> **Task brief**
In the listing, find every line that has the string "object" and copy it.

> **Data records**
───

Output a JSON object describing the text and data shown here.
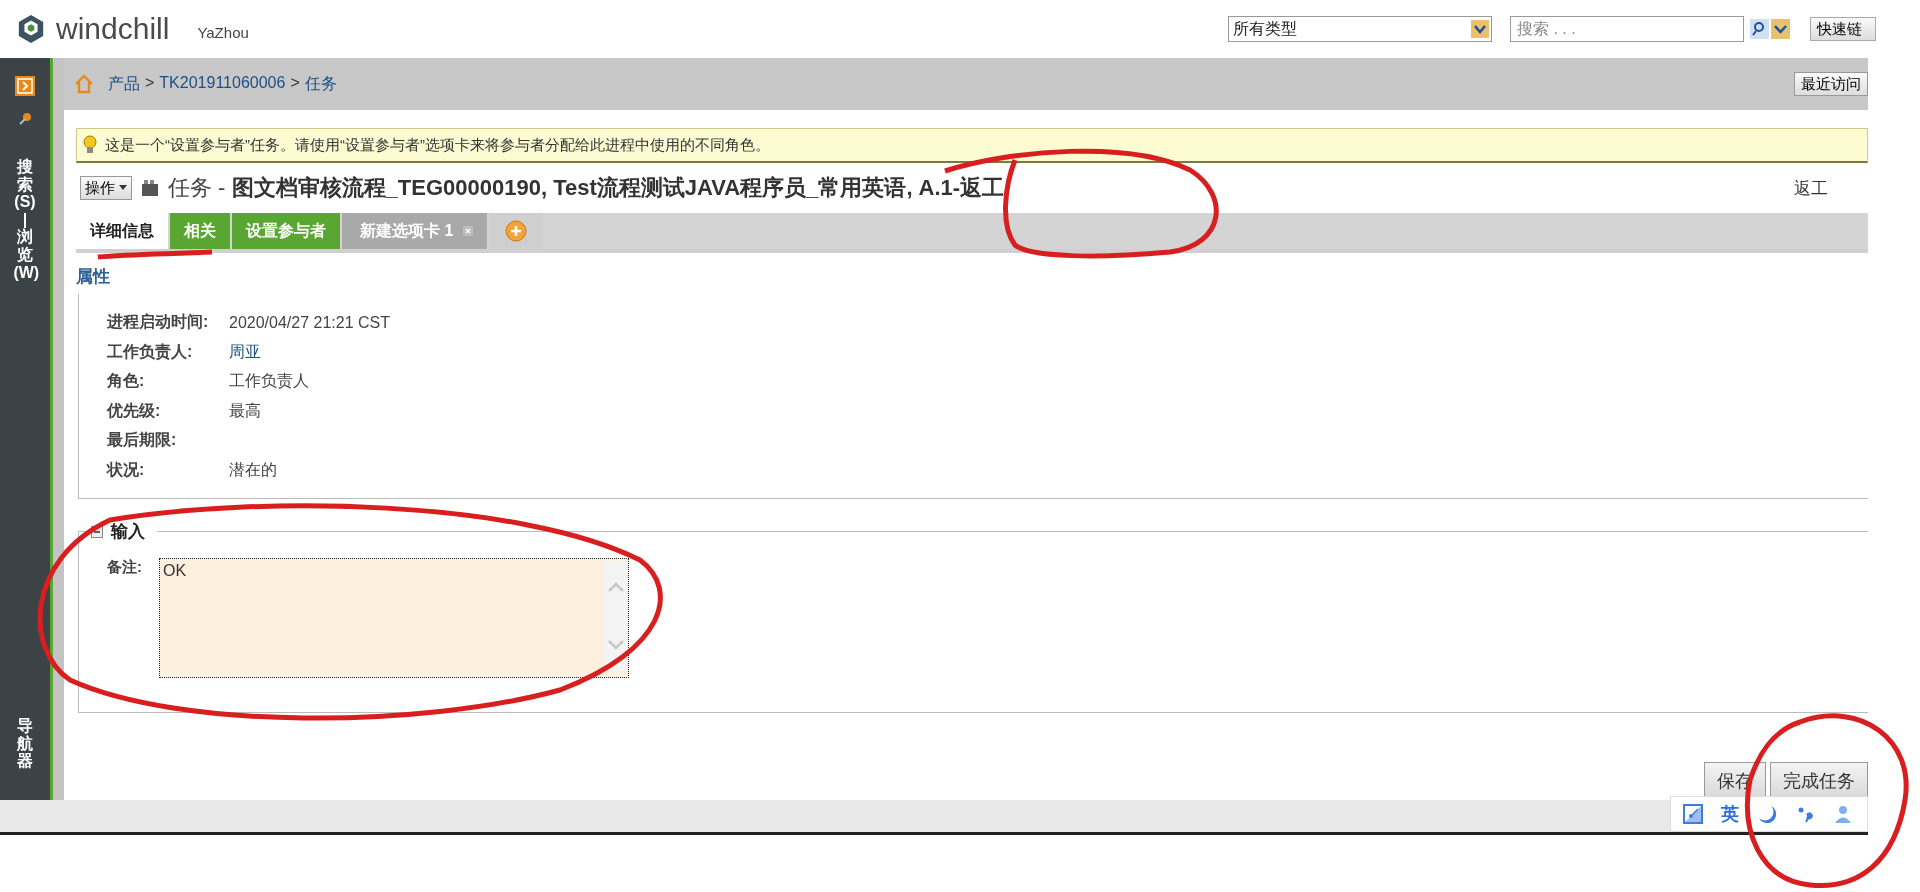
{
  "header": {
    "logo": "windchill",
    "user": "YaZhou",
    "type_select": {
      "value": "所有类型"
    },
    "search": {
      "placeholder": "搜索 . . ."
    },
    "quick_links": "快速链"
  },
  "sidebar": {
    "tabs": [
      {
        "label": "搜索(S) | 浏览(W)"
      },
      {
        "label": "导航器"
      }
    ]
  },
  "breadcrumb": {
    "separator": ">",
    "items": [
      "产品",
      "TK201911060006",
      "任务"
    ],
    "recent": "最近访问"
  },
  "tip": "这是一个“设置参与者”任务。请使用“设置参与者”选项卡来将参与者分配给此进程中使用的不同角色。",
  "title": {
    "actions": "操作",
    "text": "任务 - **图文档审核流程_TEG00000190, Test流程测试JAVA程序员_常用英语, A.1-返工**",
    "state": "返工"
  },
  "tabs": [
    {
      "label": "详细信息",
      "kind": "plain",
      "selected": true
    },
    {
      "label": "相关",
      "kind": "green",
      "selected": false
    },
    {
      "label": "设置参与者",
      "kind": "green",
      "selected": false
    },
    {
      "label": "新建选项卡 1",
      "kind": "closable",
      "selected": false
    },
    {
      "kind": "add",
      "selected": false
    }
  ],
  "attributes": {
    "heading": "属性",
    "rows": [
      {
        "label": "进程启动时间:",
        "value": "2020/04/27 21:21 CST",
        "kind": "text"
      },
      {
        "label": "工作负责人:",
        "value": "周亚",
        "kind": "link"
      },
      {
        "label": "角色:",
        "value": "工作负责人",
        "kind": "text"
      },
      {
        "label": "优先级:",
        "value": "最高",
        "kind": "text"
      },
      {
        "label": "最后期限:"
      },
      {
        "label": "状况:",
        "value": "潜在的",
        "kind": "text"
      }
    ]
  },
  "input": {
    "heading": "输入",
    "expanded": true,
    "fields": [
      {
        "label": "备注:",
        "value": "OK"
      }
    ]
  },
  "buttons": [
    "保存",
    "完成任务"
  ],
  "ime_toolbar": {
    "label": "英"
  }
}
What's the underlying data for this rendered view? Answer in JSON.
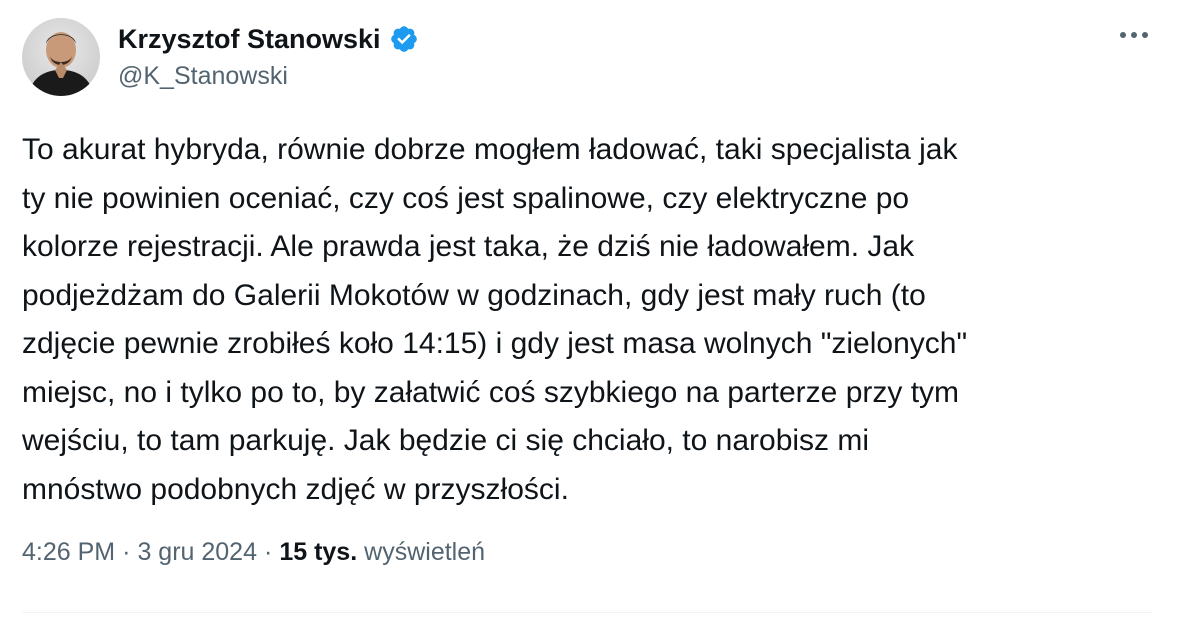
{
  "author": {
    "display_name": "Krzysztof Stanowski",
    "handle": "@K_Stanowski",
    "verified": true
  },
  "tweet": {
    "text": "To akurat hybryda, równie dobrze mogłem ładować, taki specjalista jak\nty nie powinien oceniać, czy coś jest spalinowe, czy elektryczne po\nkolorze rejestracji. Ale prawda jest taka, że dziś nie ładowałem. Jak\npodjeżdżam do Galerii Mokotów w godzinach, gdy jest mały ruch (to\nzdjęcie pewnie zrobiłeś koło 14:15) i gdy jest masa wolnych \"zielonych\"\nmiejsc, no i tylko po to, by załatwić coś szybkiego na parterze przy tym\nwejściu, to tam parkuję. Jak będzie ci się chciało, to narobisz mi\nmnóstwo podobnych zdjęć w przyszłości.",
    "time": "4:26 PM",
    "separator": "·",
    "date": "3 gru 2024",
    "views_count": "15 tys.",
    "views_label": "wyświetleń"
  },
  "icons": {
    "verified": "verified-badge-icon",
    "more": "more-horizontal-icon"
  },
  "colors": {
    "verified_blue": "#1d9bf0",
    "text_primary": "#0f1419",
    "text_secondary": "#536471"
  }
}
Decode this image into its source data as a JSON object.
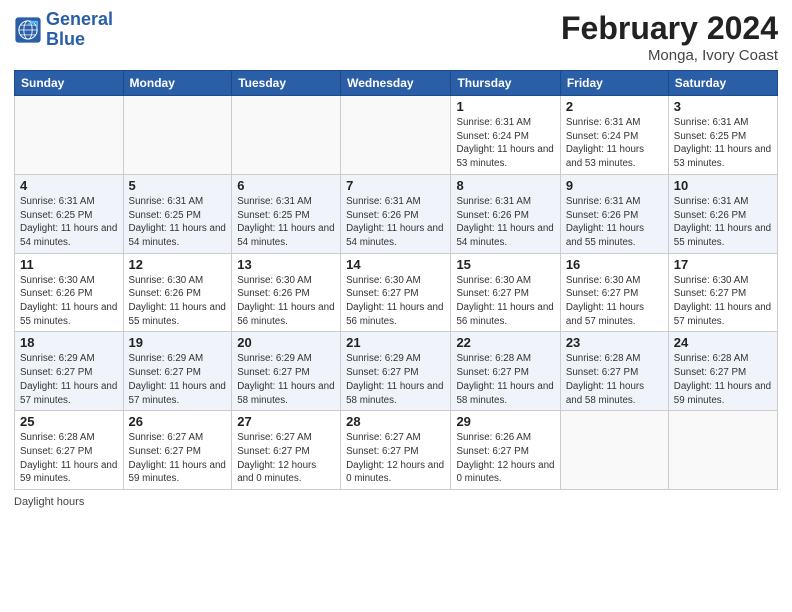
{
  "header": {
    "logo_line1": "General",
    "logo_line2": "Blue",
    "month_title": "February 2024",
    "location": "Monga, Ivory Coast"
  },
  "days_of_week": [
    "Sunday",
    "Monday",
    "Tuesday",
    "Wednesday",
    "Thursday",
    "Friday",
    "Saturday"
  ],
  "weeks": [
    [
      {
        "day": "",
        "info": ""
      },
      {
        "day": "",
        "info": ""
      },
      {
        "day": "",
        "info": ""
      },
      {
        "day": "",
        "info": ""
      },
      {
        "day": "1",
        "sunrise": "Sunrise: 6:31 AM",
        "sunset": "Sunset: 6:24 PM",
        "daylight": "Daylight: 11 hours and 53 minutes."
      },
      {
        "day": "2",
        "sunrise": "Sunrise: 6:31 AM",
        "sunset": "Sunset: 6:24 PM",
        "daylight": "Daylight: 11 hours and 53 minutes."
      },
      {
        "day": "3",
        "sunrise": "Sunrise: 6:31 AM",
        "sunset": "Sunset: 6:25 PM",
        "daylight": "Daylight: 11 hours and 53 minutes."
      }
    ],
    [
      {
        "day": "4",
        "sunrise": "Sunrise: 6:31 AM",
        "sunset": "Sunset: 6:25 PM",
        "daylight": "Daylight: 11 hours and 54 minutes."
      },
      {
        "day": "5",
        "sunrise": "Sunrise: 6:31 AM",
        "sunset": "Sunset: 6:25 PM",
        "daylight": "Daylight: 11 hours and 54 minutes."
      },
      {
        "day": "6",
        "sunrise": "Sunrise: 6:31 AM",
        "sunset": "Sunset: 6:25 PM",
        "daylight": "Daylight: 11 hours and 54 minutes."
      },
      {
        "day": "7",
        "sunrise": "Sunrise: 6:31 AM",
        "sunset": "Sunset: 6:26 PM",
        "daylight": "Daylight: 11 hours and 54 minutes."
      },
      {
        "day": "8",
        "sunrise": "Sunrise: 6:31 AM",
        "sunset": "Sunset: 6:26 PM",
        "daylight": "Daylight: 11 hours and 54 minutes."
      },
      {
        "day": "9",
        "sunrise": "Sunrise: 6:31 AM",
        "sunset": "Sunset: 6:26 PM",
        "daylight": "Daylight: 11 hours and 55 minutes."
      },
      {
        "day": "10",
        "sunrise": "Sunrise: 6:31 AM",
        "sunset": "Sunset: 6:26 PM",
        "daylight": "Daylight: 11 hours and 55 minutes."
      }
    ],
    [
      {
        "day": "11",
        "sunrise": "Sunrise: 6:30 AM",
        "sunset": "Sunset: 6:26 PM",
        "daylight": "Daylight: 11 hours and 55 minutes."
      },
      {
        "day": "12",
        "sunrise": "Sunrise: 6:30 AM",
        "sunset": "Sunset: 6:26 PM",
        "daylight": "Daylight: 11 hours and 55 minutes."
      },
      {
        "day": "13",
        "sunrise": "Sunrise: 6:30 AM",
        "sunset": "Sunset: 6:26 PM",
        "daylight": "Daylight: 11 hours and 56 minutes."
      },
      {
        "day": "14",
        "sunrise": "Sunrise: 6:30 AM",
        "sunset": "Sunset: 6:27 PM",
        "daylight": "Daylight: 11 hours and 56 minutes."
      },
      {
        "day": "15",
        "sunrise": "Sunrise: 6:30 AM",
        "sunset": "Sunset: 6:27 PM",
        "daylight": "Daylight: 11 hours and 56 minutes."
      },
      {
        "day": "16",
        "sunrise": "Sunrise: 6:30 AM",
        "sunset": "Sunset: 6:27 PM",
        "daylight": "Daylight: 11 hours and 57 minutes."
      },
      {
        "day": "17",
        "sunrise": "Sunrise: 6:30 AM",
        "sunset": "Sunset: 6:27 PM",
        "daylight": "Daylight: 11 hours and 57 minutes."
      }
    ],
    [
      {
        "day": "18",
        "sunrise": "Sunrise: 6:29 AM",
        "sunset": "Sunset: 6:27 PM",
        "daylight": "Daylight: 11 hours and 57 minutes."
      },
      {
        "day": "19",
        "sunrise": "Sunrise: 6:29 AM",
        "sunset": "Sunset: 6:27 PM",
        "daylight": "Daylight: 11 hours and 57 minutes."
      },
      {
        "day": "20",
        "sunrise": "Sunrise: 6:29 AM",
        "sunset": "Sunset: 6:27 PM",
        "daylight": "Daylight: 11 hours and 58 minutes."
      },
      {
        "day": "21",
        "sunrise": "Sunrise: 6:29 AM",
        "sunset": "Sunset: 6:27 PM",
        "daylight": "Daylight: 11 hours and 58 minutes."
      },
      {
        "day": "22",
        "sunrise": "Sunrise: 6:28 AM",
        "sunset": "Sunset: 6:27 PM",
        "daylight": "Daylight: 11 hours and 58 minutes."
      },
      {
        "day": "23",
        "sunrise": "Sunrise: 6:28 AM",
        "sunset": "Sunset: 6:27 PM",
        "daylight": "Daylight: 11 hours and 58 minutes."
      },
      {
        "day": "24",
        "sunrise": "Sunrise: 6:28 AM",
        "sunset": "Sunset: 6:27 PM",
        "daylight": "Daylight: 11 hours and 59 minutes."
      }
    ],
    [
      {
        "day": "25",
        "sunrise": "Sunrise: 6:28 AM",
        "sunset": "Sunset: 6:27 PM",
        "daylight": "Daylight: 11 hours and 59 minutes."
      },
      {
        "day": "26",
        "sunrise": "Sunrise: 6:27 AM",
        "sunset": "Sunset: 6:27 PM",
        "daylight": "Daylight: 11 hours and 59 minutes."
      },
      {
        "day": "27",
        "sunrise": "Sunrise: 6:27 AM",
        "sunset": "Sunset: 6:27 PM",
        "daylight": "Daylight: 12 hours and 0 minutes."
      },
      {
        "day": "28",
        "sunrise": "Sunrise: 6:27 AM",
        "sunset": "Sunset: 6:27 PM",
        "daylight": "Daylight: 12 hours and 0 minutes."
      },
      {
        "day": "29",
        "sunrise": "Sunrise: 6:26 AM",
        "sunset": "Sunset: 6:27 PM",
        "daylight": "Daylight: 12 hours and 0 minutes."
      },
      {
        "day": "",
        "info": ""
      },
      {
        "day": "",
        "info": ""
      }
    ]
  ],
  "footer": {
    "daylight_label": "Daylight hours"
  }
}
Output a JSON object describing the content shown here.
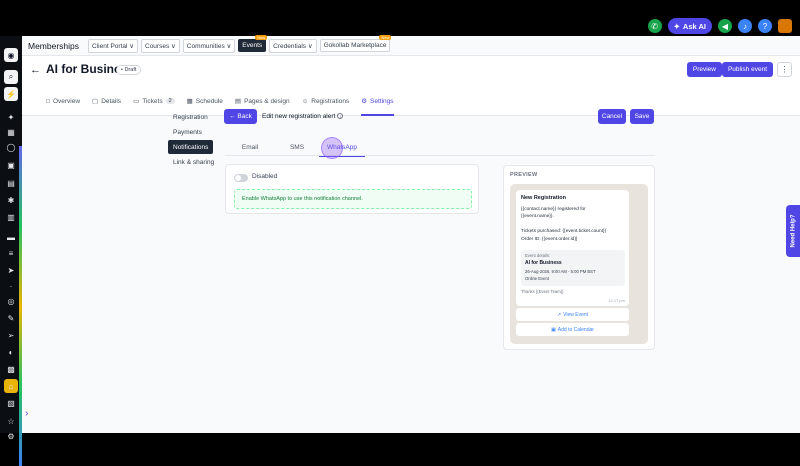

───

> **Output for this task**
Output a JSON object describing the text and data shown here.
Decode this image into its source data as a JSON object.
Output a JSON object describing the content shown here.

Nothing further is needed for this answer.